We asked the Sisters of the Holy Names to reflect on the biblical encouragement, “Do not be afraid.” These women, with so much life experience and wisdom, responded. The theme of their messages boils down to this: The world will be chaotic, so find silence to know and trust what God is doing within you. Then open your heart to others, even if they are different from you.

Before the pandemic, I became aware of the handwringing over divisions in the country. Once the pandemic was a reality in our lives the bad news, conspiracy theories and the resulting fear grew and grew and grew.

I sing once a month for an ecumenical service. The Sunday I sang, the presider preached on the Gospel portraying Jesus falling asleep in the boat. When he is awakened, his message is “Do not be afraid.” We need to hear that not only through our ears (because ears don’t go deeply enough) but in our hearts, deep in our hearts.

Fear spreads so much faster than good news. Just as vaccinations contribute to the Common Good, so can our words and thoughts contribute to a peaceful, hope-filled atmosphere.

— Sr. Patricia Pfenning



These days of pandemic and the related isolation have been a challenge. However, in some ways we have built wider communities as we became aware of others beyond ourselves who are suffering the same ravages from COVID-19 across the globe. We also have become ever more cognizant of the devastation that threatens the survival of our planet. Our times assault us with many reasons to stand in dread, but amid all that assails us environmentally, socially, politically, spiritually, there is still reason to live energized by hope, to resonate with the words of Jesus, “Do not be afraid.” We are not alone. We celebrate our personal uniqueness amid the vitalizing dynamism of the extraordinary diversity of our local and world communities. God graces us all as gifts to one another in the wonder and splendor of the spiritual wisdom and cultures of others and the incredible beauty of our precious blue planet.

— Sr. Carole Strawn



The theme “Do not be afraid” brings to mind Virginia Peri, my friend, classmate and graduate from St. Mary's Academy and Marylhurst College. While working on graphics for a school publication, she prepared a linocut of the verse, “This the victory that overcomes the world: our faith.” During Virginia's career as a high school English teacher in Oregon, then as principal in Alaska (serving even while she underwent chemotherapy), I believe she embodied this Scripture. I am emboldened, especially during this pandemic, each time I reflect on the transforming power of language in our lives.

— Sr. Joan Maiers



I have been in education for more than 50 years in the North Portland area.

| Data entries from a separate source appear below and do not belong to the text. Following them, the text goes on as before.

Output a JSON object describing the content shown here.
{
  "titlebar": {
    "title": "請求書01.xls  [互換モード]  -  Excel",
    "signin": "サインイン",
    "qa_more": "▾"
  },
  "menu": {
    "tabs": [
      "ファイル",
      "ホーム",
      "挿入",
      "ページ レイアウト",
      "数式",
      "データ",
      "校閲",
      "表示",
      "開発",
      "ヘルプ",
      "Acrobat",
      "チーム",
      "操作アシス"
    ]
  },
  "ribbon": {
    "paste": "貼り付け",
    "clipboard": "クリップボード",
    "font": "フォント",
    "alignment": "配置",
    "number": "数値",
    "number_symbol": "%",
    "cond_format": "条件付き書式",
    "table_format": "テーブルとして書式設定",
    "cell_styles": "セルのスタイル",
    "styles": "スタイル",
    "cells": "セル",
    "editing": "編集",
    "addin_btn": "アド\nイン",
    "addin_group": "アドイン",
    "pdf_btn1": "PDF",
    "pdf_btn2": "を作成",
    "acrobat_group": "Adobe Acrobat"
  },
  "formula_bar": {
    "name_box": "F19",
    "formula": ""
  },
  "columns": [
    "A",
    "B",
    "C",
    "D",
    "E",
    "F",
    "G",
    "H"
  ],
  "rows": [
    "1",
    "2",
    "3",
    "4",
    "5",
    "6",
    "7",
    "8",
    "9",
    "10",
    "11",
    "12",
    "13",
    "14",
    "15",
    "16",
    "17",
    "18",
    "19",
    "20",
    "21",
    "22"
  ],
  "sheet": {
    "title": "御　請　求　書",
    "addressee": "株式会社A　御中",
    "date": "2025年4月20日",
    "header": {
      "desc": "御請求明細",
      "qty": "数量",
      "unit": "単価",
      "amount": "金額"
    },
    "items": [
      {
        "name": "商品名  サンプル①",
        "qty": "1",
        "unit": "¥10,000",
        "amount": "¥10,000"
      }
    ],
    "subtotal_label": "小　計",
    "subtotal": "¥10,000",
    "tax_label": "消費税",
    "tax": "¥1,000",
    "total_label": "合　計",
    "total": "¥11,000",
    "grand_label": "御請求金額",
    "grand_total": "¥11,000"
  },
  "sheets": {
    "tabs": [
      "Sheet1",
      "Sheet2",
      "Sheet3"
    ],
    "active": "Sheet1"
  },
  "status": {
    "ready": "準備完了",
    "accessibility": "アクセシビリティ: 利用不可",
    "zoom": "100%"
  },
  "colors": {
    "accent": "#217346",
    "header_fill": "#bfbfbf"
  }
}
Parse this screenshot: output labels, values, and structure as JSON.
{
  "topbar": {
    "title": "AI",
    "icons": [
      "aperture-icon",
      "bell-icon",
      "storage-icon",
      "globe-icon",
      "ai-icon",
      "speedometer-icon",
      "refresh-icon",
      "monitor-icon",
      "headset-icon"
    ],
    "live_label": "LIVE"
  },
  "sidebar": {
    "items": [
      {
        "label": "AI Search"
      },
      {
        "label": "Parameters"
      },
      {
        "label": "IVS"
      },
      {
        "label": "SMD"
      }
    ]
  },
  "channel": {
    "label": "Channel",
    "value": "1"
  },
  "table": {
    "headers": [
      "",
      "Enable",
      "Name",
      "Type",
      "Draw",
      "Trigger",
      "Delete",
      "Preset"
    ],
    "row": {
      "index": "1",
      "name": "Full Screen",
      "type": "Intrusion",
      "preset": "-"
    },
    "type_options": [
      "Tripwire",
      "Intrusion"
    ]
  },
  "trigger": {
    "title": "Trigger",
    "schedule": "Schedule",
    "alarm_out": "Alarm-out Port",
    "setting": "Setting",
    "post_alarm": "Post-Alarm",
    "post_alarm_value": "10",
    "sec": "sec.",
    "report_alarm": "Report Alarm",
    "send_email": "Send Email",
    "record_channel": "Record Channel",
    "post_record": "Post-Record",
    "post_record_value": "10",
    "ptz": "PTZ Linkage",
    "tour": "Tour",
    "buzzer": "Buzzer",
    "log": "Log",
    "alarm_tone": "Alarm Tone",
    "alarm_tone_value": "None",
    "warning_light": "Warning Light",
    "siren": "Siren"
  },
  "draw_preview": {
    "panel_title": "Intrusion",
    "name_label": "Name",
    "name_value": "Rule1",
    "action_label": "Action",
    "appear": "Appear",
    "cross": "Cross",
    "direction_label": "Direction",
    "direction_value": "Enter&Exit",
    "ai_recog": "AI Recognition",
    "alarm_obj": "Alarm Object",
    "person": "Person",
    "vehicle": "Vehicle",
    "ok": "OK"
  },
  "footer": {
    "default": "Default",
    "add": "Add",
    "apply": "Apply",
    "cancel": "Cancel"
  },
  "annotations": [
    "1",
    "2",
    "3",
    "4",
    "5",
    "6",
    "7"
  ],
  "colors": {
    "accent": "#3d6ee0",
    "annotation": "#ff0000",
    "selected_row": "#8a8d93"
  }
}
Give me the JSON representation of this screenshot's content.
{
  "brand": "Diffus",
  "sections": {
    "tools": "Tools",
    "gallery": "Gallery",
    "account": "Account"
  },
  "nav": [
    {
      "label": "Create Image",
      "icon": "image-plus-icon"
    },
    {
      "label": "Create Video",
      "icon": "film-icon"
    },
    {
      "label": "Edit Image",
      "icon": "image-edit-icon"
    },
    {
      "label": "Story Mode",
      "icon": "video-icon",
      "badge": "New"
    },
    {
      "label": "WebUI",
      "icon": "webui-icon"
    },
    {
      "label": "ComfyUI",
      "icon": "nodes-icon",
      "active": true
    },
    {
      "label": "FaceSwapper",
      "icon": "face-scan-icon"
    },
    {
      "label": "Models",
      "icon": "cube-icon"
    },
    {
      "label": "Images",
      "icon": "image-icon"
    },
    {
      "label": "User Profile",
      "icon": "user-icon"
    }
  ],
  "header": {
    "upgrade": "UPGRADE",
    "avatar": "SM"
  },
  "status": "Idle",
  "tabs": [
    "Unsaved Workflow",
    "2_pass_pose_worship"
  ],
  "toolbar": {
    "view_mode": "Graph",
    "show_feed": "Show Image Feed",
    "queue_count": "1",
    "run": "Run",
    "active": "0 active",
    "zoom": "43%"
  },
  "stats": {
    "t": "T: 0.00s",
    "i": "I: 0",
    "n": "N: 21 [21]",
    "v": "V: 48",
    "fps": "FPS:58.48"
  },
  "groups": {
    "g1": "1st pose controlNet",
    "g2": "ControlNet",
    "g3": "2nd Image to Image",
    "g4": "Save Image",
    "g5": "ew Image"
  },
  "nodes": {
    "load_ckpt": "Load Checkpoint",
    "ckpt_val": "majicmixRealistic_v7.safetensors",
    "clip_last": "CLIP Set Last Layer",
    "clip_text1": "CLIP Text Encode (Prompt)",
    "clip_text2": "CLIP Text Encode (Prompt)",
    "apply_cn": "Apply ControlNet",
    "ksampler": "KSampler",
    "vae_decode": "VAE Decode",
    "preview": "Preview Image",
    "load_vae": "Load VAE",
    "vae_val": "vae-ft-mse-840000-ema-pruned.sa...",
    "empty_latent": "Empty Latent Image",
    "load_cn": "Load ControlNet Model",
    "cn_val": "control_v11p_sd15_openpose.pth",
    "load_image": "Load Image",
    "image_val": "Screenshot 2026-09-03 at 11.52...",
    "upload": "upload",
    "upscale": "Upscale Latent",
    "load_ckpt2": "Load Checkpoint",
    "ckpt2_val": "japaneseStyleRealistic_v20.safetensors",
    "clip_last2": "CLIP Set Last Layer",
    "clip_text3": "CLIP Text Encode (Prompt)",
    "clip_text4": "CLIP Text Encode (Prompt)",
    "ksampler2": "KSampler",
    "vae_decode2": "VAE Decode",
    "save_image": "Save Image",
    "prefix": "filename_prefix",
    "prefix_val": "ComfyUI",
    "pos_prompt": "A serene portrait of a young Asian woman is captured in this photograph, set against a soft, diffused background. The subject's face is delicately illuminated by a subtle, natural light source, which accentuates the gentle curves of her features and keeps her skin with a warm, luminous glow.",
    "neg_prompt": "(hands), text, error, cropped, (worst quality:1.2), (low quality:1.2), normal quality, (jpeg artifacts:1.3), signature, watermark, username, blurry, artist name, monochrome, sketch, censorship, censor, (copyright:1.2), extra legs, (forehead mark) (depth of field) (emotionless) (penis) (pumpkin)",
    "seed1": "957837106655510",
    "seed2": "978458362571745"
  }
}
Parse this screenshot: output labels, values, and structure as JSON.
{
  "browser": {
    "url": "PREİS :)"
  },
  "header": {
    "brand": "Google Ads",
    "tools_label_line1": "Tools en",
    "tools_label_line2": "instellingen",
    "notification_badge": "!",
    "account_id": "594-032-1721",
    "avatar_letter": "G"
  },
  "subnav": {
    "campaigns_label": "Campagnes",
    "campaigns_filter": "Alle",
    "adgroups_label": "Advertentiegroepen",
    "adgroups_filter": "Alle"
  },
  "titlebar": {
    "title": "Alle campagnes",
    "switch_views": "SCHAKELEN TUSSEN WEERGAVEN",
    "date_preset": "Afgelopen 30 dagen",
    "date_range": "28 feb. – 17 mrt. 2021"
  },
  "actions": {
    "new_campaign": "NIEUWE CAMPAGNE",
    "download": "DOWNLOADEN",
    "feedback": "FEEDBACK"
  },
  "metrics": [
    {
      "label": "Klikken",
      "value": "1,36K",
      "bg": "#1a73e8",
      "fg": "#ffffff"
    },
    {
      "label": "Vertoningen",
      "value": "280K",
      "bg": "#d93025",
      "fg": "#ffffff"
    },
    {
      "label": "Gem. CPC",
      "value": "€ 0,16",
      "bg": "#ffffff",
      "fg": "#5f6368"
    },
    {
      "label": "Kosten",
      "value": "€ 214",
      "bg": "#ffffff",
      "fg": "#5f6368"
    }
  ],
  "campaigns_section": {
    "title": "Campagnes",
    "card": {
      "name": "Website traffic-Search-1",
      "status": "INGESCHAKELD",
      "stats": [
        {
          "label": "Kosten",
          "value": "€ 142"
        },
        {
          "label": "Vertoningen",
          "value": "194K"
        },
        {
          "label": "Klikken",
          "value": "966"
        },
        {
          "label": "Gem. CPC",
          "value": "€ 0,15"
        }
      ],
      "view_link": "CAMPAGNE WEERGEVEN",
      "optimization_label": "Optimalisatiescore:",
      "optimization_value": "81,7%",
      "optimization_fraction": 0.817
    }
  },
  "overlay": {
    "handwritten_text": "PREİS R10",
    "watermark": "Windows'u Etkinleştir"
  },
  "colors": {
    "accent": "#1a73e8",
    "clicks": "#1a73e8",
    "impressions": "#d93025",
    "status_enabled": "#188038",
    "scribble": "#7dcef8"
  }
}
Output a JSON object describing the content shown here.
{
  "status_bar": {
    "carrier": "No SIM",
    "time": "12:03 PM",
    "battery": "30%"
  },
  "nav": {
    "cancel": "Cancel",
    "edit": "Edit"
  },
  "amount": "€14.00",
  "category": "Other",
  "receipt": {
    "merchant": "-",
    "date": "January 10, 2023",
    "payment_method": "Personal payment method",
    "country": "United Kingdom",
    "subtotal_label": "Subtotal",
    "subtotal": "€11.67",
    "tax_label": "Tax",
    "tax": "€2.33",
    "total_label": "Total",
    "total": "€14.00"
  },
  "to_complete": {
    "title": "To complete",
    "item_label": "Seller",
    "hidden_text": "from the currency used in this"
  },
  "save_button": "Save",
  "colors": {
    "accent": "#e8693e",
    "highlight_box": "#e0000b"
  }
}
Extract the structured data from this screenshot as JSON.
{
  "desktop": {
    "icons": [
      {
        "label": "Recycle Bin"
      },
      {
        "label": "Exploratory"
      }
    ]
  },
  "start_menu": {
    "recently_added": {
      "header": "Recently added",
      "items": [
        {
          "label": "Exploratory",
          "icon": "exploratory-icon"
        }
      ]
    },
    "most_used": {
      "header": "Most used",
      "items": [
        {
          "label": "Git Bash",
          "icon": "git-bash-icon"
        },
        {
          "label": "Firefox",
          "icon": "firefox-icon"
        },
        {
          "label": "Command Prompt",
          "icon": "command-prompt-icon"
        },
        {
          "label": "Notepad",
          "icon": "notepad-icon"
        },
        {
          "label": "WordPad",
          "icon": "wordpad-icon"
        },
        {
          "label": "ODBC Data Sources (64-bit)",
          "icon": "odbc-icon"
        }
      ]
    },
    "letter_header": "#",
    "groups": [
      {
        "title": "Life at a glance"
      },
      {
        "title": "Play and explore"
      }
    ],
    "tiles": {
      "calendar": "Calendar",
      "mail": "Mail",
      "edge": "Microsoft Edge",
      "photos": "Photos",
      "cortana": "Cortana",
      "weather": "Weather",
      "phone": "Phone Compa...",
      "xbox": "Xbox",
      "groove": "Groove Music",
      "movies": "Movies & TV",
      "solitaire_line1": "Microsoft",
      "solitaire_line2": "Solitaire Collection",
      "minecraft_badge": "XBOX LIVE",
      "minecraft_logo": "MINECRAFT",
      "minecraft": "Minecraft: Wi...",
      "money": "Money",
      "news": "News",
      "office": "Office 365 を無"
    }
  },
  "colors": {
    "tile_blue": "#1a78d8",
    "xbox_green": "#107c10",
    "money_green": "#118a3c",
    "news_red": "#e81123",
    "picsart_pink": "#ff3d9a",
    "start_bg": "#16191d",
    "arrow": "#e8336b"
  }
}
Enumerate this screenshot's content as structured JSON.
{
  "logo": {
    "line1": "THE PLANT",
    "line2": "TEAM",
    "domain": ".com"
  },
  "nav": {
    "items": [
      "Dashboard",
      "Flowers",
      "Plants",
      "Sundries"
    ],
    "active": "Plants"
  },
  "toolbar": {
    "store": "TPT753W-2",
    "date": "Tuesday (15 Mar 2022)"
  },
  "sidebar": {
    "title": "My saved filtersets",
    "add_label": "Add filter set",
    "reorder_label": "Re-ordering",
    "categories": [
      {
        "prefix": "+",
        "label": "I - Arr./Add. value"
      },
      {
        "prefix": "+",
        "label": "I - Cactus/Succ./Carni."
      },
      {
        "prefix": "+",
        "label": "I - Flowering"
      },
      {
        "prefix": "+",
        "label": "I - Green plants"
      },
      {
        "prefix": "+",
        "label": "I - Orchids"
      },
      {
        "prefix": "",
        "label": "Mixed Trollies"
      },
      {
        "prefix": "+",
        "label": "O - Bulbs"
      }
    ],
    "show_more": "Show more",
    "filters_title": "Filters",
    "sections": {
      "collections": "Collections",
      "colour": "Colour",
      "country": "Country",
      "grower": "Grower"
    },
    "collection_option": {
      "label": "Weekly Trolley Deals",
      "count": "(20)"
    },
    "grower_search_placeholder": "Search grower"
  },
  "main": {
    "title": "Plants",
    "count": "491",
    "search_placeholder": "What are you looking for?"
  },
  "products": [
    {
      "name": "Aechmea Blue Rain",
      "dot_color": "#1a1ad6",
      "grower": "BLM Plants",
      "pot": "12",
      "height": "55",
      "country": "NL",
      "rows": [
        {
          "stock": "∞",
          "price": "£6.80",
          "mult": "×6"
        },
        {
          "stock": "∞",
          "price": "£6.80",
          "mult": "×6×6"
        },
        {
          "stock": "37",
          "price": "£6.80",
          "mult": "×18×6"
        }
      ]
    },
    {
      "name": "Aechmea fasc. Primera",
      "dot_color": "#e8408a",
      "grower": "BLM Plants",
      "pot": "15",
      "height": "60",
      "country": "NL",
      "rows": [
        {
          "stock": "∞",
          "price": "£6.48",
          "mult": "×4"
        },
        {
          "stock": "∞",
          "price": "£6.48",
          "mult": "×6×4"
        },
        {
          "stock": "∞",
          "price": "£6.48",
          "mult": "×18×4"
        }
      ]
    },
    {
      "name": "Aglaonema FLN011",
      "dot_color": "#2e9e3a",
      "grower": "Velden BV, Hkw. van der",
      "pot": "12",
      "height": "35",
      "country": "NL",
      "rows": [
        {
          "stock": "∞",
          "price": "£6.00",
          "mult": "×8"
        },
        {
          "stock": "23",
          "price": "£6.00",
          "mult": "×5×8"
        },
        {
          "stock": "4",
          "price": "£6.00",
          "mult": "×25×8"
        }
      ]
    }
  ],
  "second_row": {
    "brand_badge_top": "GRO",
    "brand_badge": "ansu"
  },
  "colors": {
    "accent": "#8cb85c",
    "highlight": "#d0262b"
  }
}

Holy Cross Catholic School has been a special place for me for many years. The teachers, parents, and students have put their fears behind them and have moved forward with in-person classroom education.

“Do not be afraid.”

The classroom door is open. I know it is strange but I hope that you can see that the teachers are smiling behind their masks. I love lunchtime because I can see everyone’s face even if we are spaced apart. And all will understand …For one day you shall laugh without a mask … Come follow me … I go before you always.

— Sr. Mary Ryan



Something to ask in times when we are afraid: Why am I here? What is my work? There will be many who will lure you with their version of truth and reality. As long as you continue to mistrust yourself and the way Spirit wants to work with you and guide you, you will be on the search and ever confused. If you want to know what you should do today, which is all you have, the ever-breaking moment of now, go inward into the silence and wait there.

The Incarnate God walks out into the world as you! Search the world over if you must, walk on all the known sacred places you hear of, or that seem to call to you, do the ceremonies and rituals you think will matter, seek out the wisdom of sages. I will tell you the truth as I know it: the very ground you walk on is sacred in your coming to it as the Love-filled vessel you are. Pour it out now.

— Sr. Kathryn Knoll